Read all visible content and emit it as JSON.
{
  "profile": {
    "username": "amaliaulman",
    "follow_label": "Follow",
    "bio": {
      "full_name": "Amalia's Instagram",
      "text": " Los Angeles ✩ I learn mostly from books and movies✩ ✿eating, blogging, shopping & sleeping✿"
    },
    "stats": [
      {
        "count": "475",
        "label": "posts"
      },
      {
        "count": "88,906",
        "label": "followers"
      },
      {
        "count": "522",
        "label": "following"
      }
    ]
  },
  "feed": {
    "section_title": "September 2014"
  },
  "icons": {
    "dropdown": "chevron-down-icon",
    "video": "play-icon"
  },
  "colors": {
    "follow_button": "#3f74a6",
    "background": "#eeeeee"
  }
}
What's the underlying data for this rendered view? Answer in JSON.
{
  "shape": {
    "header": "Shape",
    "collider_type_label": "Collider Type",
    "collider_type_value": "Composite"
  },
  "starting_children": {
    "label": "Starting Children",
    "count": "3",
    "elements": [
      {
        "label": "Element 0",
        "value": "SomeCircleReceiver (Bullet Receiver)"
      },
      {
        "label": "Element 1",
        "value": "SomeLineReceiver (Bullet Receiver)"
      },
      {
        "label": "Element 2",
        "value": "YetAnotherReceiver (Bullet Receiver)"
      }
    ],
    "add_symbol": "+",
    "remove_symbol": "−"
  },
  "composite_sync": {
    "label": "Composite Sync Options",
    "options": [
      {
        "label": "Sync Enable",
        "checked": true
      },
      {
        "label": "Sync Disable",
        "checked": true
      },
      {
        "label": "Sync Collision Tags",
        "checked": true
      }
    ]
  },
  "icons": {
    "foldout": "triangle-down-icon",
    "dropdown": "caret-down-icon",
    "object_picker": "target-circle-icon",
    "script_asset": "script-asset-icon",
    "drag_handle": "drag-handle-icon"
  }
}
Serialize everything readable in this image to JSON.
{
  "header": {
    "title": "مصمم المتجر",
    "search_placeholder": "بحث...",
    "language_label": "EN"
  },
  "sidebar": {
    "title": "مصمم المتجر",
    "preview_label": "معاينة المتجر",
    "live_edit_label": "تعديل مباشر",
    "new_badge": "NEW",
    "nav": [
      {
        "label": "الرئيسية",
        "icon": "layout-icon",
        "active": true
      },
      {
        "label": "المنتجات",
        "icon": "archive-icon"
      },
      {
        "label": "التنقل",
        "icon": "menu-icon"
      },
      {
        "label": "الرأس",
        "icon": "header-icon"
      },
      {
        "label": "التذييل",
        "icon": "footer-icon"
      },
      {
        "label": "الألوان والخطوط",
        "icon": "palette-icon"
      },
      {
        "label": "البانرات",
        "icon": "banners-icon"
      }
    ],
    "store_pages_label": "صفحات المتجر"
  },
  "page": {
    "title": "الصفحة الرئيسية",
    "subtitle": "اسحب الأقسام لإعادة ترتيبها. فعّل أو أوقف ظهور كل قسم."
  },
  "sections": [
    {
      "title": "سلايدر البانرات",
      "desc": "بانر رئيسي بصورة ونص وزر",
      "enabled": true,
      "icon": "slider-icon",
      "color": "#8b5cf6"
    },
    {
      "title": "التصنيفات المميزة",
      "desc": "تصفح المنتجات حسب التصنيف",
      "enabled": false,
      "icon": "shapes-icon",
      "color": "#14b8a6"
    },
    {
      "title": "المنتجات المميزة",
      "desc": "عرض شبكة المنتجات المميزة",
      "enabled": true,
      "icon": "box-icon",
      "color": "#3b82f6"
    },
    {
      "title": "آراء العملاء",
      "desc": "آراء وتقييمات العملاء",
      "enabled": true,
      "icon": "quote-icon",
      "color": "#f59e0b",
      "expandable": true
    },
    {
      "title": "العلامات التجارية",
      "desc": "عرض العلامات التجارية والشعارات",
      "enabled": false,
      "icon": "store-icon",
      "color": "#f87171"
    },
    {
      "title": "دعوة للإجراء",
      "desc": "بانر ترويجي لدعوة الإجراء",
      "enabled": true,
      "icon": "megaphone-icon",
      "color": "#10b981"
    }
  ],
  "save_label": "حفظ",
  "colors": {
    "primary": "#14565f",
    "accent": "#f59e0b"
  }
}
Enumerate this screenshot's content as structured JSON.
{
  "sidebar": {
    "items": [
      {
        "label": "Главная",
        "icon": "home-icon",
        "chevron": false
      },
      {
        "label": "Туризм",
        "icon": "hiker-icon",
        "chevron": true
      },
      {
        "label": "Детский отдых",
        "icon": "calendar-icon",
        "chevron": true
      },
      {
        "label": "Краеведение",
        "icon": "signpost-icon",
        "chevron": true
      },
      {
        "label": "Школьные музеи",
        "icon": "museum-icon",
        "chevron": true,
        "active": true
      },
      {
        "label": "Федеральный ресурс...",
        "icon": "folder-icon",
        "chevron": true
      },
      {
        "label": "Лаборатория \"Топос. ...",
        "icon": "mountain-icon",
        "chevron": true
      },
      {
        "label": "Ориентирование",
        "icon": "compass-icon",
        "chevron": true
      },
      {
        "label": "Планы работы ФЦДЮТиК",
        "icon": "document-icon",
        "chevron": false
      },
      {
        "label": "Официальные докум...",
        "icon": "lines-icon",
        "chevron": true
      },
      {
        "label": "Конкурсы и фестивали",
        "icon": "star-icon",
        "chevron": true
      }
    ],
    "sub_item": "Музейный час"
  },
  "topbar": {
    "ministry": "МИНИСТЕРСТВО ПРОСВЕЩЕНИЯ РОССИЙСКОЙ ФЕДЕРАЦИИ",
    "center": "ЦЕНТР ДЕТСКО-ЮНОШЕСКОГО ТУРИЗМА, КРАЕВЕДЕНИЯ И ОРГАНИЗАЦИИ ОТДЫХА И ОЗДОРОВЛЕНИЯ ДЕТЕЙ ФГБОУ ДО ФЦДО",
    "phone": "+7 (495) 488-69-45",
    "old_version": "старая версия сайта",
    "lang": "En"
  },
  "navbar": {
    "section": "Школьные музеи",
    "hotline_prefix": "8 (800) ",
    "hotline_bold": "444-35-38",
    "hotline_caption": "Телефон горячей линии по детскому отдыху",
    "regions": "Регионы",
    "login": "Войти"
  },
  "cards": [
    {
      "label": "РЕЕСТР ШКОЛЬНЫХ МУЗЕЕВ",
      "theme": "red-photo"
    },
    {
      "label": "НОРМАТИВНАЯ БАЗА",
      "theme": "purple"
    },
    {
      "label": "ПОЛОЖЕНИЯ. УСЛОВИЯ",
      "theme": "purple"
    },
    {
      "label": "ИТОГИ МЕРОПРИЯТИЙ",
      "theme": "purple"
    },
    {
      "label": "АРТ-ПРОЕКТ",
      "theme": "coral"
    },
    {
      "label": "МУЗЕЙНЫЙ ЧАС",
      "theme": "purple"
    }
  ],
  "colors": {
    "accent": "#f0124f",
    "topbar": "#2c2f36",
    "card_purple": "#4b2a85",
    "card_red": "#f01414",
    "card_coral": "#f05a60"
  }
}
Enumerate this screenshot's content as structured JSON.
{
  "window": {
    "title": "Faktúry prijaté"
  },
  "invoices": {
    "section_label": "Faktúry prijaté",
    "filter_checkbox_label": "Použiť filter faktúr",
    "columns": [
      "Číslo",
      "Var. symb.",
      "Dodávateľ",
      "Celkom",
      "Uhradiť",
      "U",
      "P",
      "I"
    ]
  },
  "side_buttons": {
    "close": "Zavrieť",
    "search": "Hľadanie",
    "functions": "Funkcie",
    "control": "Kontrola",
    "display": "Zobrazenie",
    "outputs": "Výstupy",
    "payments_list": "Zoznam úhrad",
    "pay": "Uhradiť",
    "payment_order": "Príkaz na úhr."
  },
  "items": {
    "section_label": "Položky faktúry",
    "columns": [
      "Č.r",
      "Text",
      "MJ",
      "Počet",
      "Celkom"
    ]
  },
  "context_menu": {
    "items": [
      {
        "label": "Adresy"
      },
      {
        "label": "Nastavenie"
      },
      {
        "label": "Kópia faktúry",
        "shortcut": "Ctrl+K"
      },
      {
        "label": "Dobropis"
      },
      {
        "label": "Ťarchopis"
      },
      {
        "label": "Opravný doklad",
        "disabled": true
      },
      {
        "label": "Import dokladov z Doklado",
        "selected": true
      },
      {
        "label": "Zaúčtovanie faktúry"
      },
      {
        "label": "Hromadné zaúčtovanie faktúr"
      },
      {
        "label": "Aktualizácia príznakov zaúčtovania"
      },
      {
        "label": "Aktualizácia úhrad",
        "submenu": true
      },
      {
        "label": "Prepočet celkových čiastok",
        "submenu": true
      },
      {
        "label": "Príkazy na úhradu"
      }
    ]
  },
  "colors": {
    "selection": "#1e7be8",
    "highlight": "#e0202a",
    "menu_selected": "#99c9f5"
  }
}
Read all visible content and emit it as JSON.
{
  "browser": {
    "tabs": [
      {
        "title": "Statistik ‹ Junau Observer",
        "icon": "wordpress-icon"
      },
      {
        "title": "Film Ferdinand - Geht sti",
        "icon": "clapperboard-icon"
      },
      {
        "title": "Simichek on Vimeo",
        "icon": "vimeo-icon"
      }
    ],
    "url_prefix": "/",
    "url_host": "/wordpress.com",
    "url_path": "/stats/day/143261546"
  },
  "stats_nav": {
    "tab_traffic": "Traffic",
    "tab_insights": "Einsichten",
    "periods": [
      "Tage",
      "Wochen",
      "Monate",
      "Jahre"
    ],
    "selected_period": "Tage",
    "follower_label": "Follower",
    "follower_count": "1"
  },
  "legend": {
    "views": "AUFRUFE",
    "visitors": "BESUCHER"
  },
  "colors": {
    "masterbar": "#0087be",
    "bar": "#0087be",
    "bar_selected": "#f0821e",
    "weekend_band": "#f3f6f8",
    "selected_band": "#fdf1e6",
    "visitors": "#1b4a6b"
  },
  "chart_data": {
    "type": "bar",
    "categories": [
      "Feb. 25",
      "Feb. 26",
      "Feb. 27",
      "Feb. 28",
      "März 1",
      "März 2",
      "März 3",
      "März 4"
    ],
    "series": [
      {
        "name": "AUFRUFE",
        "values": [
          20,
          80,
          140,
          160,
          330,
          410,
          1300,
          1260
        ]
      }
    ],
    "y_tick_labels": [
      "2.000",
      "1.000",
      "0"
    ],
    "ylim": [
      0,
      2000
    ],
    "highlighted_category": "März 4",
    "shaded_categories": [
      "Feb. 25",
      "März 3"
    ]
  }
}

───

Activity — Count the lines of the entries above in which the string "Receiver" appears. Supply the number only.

Exercise response — 3